REQUIREMENT -
Pick every line out of the entries below that has the string "icon", and copy it.

=== Section Start ===

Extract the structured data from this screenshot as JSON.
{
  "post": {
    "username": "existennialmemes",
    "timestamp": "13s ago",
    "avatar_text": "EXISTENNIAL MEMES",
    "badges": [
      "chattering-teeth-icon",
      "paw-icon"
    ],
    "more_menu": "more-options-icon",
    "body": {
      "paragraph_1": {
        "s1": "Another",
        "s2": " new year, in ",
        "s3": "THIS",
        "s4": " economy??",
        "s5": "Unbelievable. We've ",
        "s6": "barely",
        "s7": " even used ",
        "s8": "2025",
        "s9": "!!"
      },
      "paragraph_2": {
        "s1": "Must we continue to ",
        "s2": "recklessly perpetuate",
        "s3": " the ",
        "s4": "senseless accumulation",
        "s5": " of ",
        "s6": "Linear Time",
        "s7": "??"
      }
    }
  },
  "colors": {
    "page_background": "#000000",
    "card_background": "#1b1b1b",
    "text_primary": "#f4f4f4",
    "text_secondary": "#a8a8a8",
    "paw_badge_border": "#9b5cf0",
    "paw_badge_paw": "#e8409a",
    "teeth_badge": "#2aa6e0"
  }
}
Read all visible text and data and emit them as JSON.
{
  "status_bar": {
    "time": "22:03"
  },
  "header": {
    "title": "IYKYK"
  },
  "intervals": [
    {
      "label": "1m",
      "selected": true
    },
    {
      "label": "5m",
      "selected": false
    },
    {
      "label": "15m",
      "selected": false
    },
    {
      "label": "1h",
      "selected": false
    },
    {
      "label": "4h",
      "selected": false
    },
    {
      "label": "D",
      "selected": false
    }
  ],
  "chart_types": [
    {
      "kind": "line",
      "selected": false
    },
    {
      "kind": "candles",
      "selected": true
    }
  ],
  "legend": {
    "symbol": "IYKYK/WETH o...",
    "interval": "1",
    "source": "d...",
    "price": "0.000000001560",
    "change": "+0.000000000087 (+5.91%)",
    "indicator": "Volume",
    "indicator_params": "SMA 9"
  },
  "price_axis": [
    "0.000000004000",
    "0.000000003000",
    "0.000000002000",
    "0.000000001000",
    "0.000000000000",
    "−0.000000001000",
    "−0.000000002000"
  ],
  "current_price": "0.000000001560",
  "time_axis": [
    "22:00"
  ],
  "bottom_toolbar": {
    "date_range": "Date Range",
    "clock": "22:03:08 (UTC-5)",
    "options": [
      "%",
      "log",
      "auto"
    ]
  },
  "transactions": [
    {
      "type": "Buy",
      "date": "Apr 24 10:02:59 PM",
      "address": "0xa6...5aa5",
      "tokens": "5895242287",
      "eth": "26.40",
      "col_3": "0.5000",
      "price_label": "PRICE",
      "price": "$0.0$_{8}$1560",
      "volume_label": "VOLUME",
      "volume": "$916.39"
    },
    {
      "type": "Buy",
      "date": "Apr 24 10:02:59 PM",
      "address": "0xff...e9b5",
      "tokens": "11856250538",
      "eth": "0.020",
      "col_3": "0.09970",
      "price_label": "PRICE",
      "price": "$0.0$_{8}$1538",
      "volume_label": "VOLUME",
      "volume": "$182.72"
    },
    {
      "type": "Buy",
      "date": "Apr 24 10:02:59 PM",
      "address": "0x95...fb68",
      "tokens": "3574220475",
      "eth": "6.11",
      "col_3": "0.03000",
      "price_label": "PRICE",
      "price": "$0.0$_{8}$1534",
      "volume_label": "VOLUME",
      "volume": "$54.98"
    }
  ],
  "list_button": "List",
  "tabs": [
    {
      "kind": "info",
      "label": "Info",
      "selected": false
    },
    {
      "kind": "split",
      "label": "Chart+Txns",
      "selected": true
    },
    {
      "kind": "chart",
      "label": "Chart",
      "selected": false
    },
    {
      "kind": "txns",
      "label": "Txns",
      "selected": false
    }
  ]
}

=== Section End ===

EXPECTED ANSWER -
      "chattering-teeth-icon",
      "paw-icon"
    "more_menu": "more-options-icon",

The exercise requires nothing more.